[Excerpts from a dataset]
= Beginning of Section =

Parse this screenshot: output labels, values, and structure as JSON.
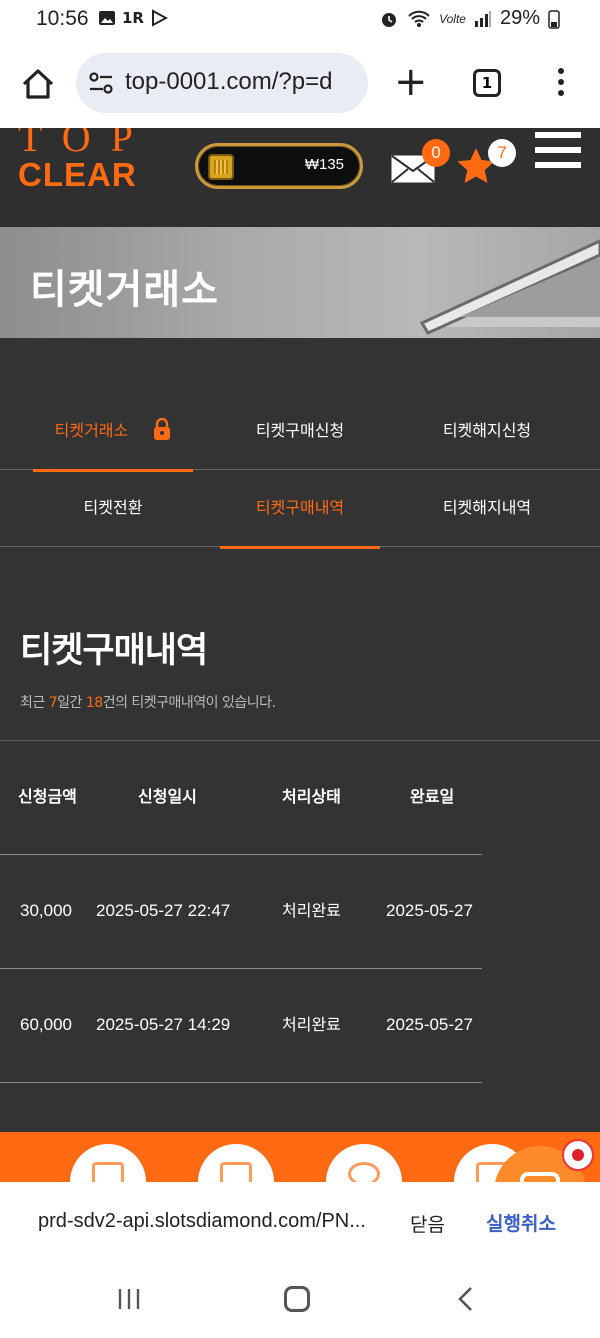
{
  "status": {
    "time": "10:56",
    "left_icons": [
      "image-icon",
      "1R",
      "play-icon"
    ],
    "battery": "29%",
    "network": "Volte"
  },
  "browser": {
    "url": "top-0001.com/?p=d",
    "tab_count": "1"
  },
  "site": {
    "logo_top": "TOP",
    "logo_main": "CLEAR",
    "wallet_amount": "₩135",
    "mail_count": "0",
    "star_count": "7",
    "brand_color": "#ff6a13"
  },
  "banner": {
    "title": "티켓거래소"
  },
  "tabs_row1": [
    {
      "label": "티켓거래소",
      "active": true
    },
    {
      "label": "티켓구매신청",
      "active": false
    },
    {
      "label": "티켓해지신청",
      "active": false
    }
  ],
  "tabs_row2": [
    {
      "label": "티켓전환",
      "active": false
    },
    {
      "label": "티켓구매내역",
      "active": true
    },
    {
      "label": "티켓해지내역",
      "active": false
    }
  ],
  "section": {
    "title": "티켓구매내역",
    "summary_prefix": "최근 ",
    "days": "7",
    "summary_mid": "일간 ",
    "count": "18",
    "summary_suffix": "건의 티켓구매내역이 있습니다."
  },
  "table": {
    "headers": [
      "신청금액",
      "신청일시",
      "처리상태",
      "완료일"
    ],
    "rows": [
      [
        "30,000",
        "2025-05-27 22:47",
        "처리완료",
        "2025-05-27"
      ],
      [
        "60,000",
        "2025-05-27 14:29",
        "처리완료",
        "2025-05-27"
      ]
    ]
  },
  "sheet": {
    "text": "prd-sdv2-api.slotsdiamond.com/PN...",
    "close_label": "닫음",
    "undo_label": "실행취소"
  }
}
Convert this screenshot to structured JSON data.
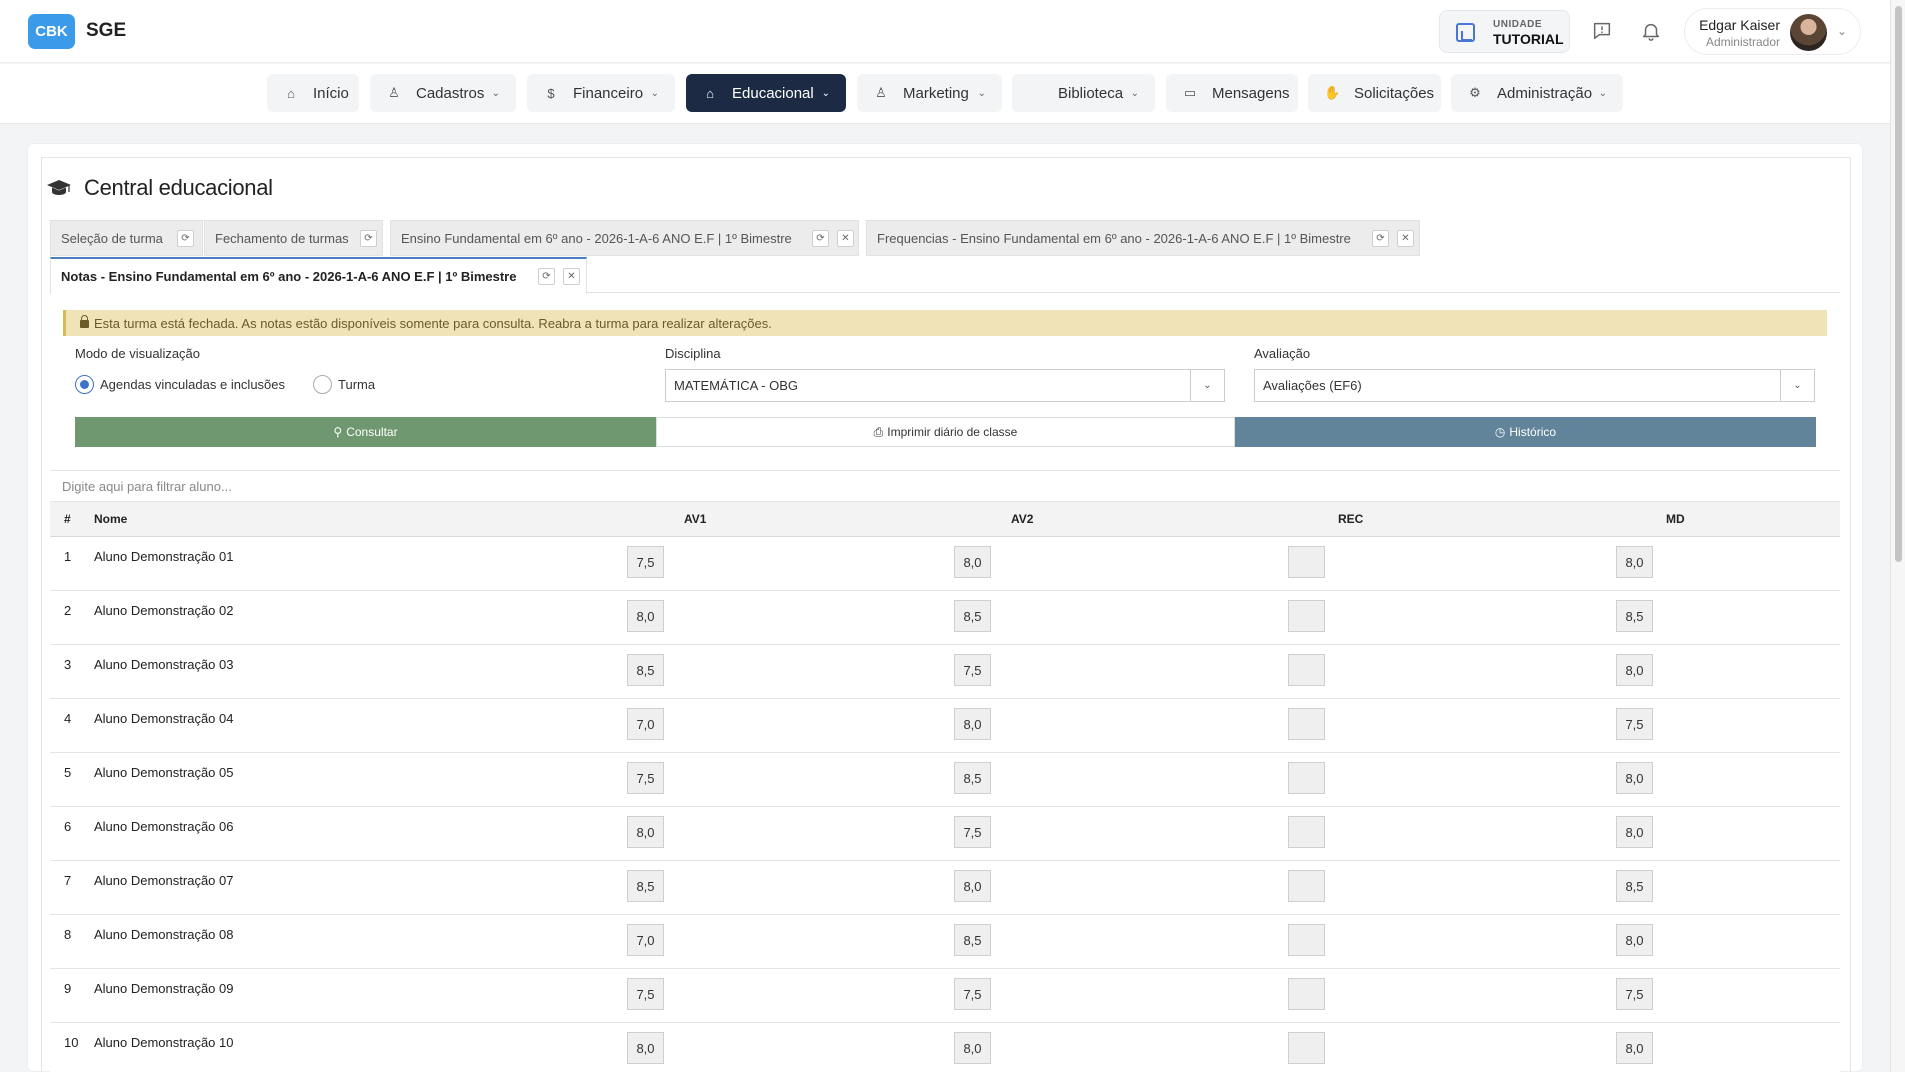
{
  "header": {
    "logo_text": "CBK",
    "app_name": "SGE",
    "unit_label": "UNIDADE",
    "unit_value": "TUTORIAL",
    "user_name": "Edgar Kaiser",
    "user_role": "Administrador"
  },
  "nav": [
    {
      "label": "Início",
      "icon": "home-icon",
      "dropdown": false,
      "active": false
    },
    {
      "label": "Cadastros",
      "icon": "users-icon",
      "dropdown": true,
      "active": false
    },
    {
      "label": "Financeiro",
      "icon": "dollar-icon",
      "dropdown": true,
      "active": false
    },
    {
      "label": "Educacional",
      "icon": "graduation-icon",
      "dropdown": true,
      "active": true
    },
    {
      "label": "Marketing",
      "icon": "users-icon",
      "dropdown": true,
      "active": false
    },
    {
      "label": "Biblioteca",
      "icon": "book-icon",
      "dropdown": true,
      "active": false
    },
    {
      "label": "Mensagens",
      "icon": "folder-icon",
      "dropdown": false,
      "active": false
    },
    {
      "label": "Solicitações",
      "icon": "hand-icon",
      "dropdown": false,
      "active": false
    },
    {
      "label": "Administração",
      "icon": "gear-icon",
      "dropdown": true,
      "active": false
    }
  ],
  "page": {
    "title": "Central educacional"
  },
  "tabs": [
    {
      "label": "Seleção de turma",
      "closable": false
    },
    {
      "label": "Fechamento de turmas",
      "closable": false
    },
    {
      "label": "Ensino Fundamental em 6º ano - 2026-1-A-6 ANO E.F | 1º Bimestre",
      "closable": true
    },
    {
      "label": "Frequencias - Ensino Fundamental em 6º ano - 2026-1-A-6 ANO E.F | 1º Bimestre",
      "closable": true
    },
    {
      "label": "Notas - Ensino Fundamental em 6º ano - 2026-1-A-6 ANO E.F | 1º Bimestre",
      "closable": true,
      "active": true
    }
  ],
  "alert": {
    "text": "Esta turma está fechada. As notas estão disponíveis somente para consulta. Reabra a turma para realizar alterações."
  },
  "form": {
    "view_mode_label": "Modo de visualização",
    "view_mode_options": [
      "Agendas vinculadas e inclusões",
      "Turma"
    ],
    "view_mode_selected": "Agendas vinculadas e inclusões",
    "disciplina_label": "Disciplina",
    "disciplina_value": "MATEMÁTICA - OBG",
    "avaliacao_label": "Avaliação",
    "avaliacao_value": "Avaliações (EF6)"
  },
  "actions": {
    "consultar": "Consultar",
    "imprimir": "Imprimir diário de classe",
    "historico": "Histórico"
  },
  "filter": {
    "placeholder": "Digite aqui para filtrar aluno..."
  },
  "table": {
    "headers": [
      "#",
      "Nome",
      "AV1",
      "AV2",
      "REC",
      "MD"
    ],
    "rows": [
      {
        "num": "1",
        "name": "Aluno Demonstração 01",
        "av1": "7,5",
        "av2": "8,0",
        "rec": "",
        "md": "8,0"
      },
      {
        "num": "2",
        "name": "Aluno Demonstração 02",
        "av1": "8,0",
        "av2": "8,5",
        "rec": "",
        "md": "8,5"
      },
      {
        "num": "3",
        "name": "Aluno Demonstração 03",
        "av1": "8,5",
        "av2": "7,5",
        "rec": "",
        "md": "8,0"
      },
      {
        "num": "4",
        "name": "Aluno Demonstração 04",
        "av1": "7,0",
        "av2": "8,0",
        "rec": "",
        "md": "7,5"
      },
      {
        "num": "5",
        "name": "Aluno Demonstração 05",
        "av1": "7,5",
        "av2": "8,5",
        "rec": "",
        "md": "8,0"
      },
      {
        "num": "6",
        "name": "Aluno Demonstração 06",
        "av1": "8,0",
        "av2": "7,5",
        "rec": "",
        "md": "8,0"
      },
      {
        "num": "7",
        "name": "Aluno Demonstração 07",
        "av1": "8,5",
        "av2": "8,0",
        "rec": "",
        "md": "8,5"
      },
      {
        "num": "8",
        "name": "Aluno Demonstração 08",
        "av1": "7,0",
        "av2": "8,5",
        "rec": "",
        "md": "8,0"
      },
      {
        "num": "9",
        "name": "Aluno Demonstração 09",
        "av1": "7,5",
        "av2": "7,5",
        "rec": "",
        "md": "7,5"
      },
      {
        "num": "10",
        "name": "Aluno Demonstração 10",
        "av1": "8,0",
        "av2": "8,0",
        "rec": "",
        "md": "8,0"
      }
    ]
  },
  "colors": {
    "accent": "#3b9bea",
    "nav_active": "#1c2a44",
    "consultar_bg": "#6f9870",
    "historico_bg": "#61849b",
    "alert_bg": "#f1e3b8"
  }
}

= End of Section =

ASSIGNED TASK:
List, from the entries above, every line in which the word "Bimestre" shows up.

ANSWER TO THIS TASK:
      "label": "Ensino Fundamental em 6º ano - 2026-1-A-6 ANO E.F | 1º Bimestre",
      "label": "Frequencias - Ensino Fundamental em 6º ano - 2026-1-A-6 ANO E.F | 1º Bimestre",
      "label": "Notas - Ensino Fundamental em 6º ano - 2026-1-A-6 ANO E.F | 1º Bimestre",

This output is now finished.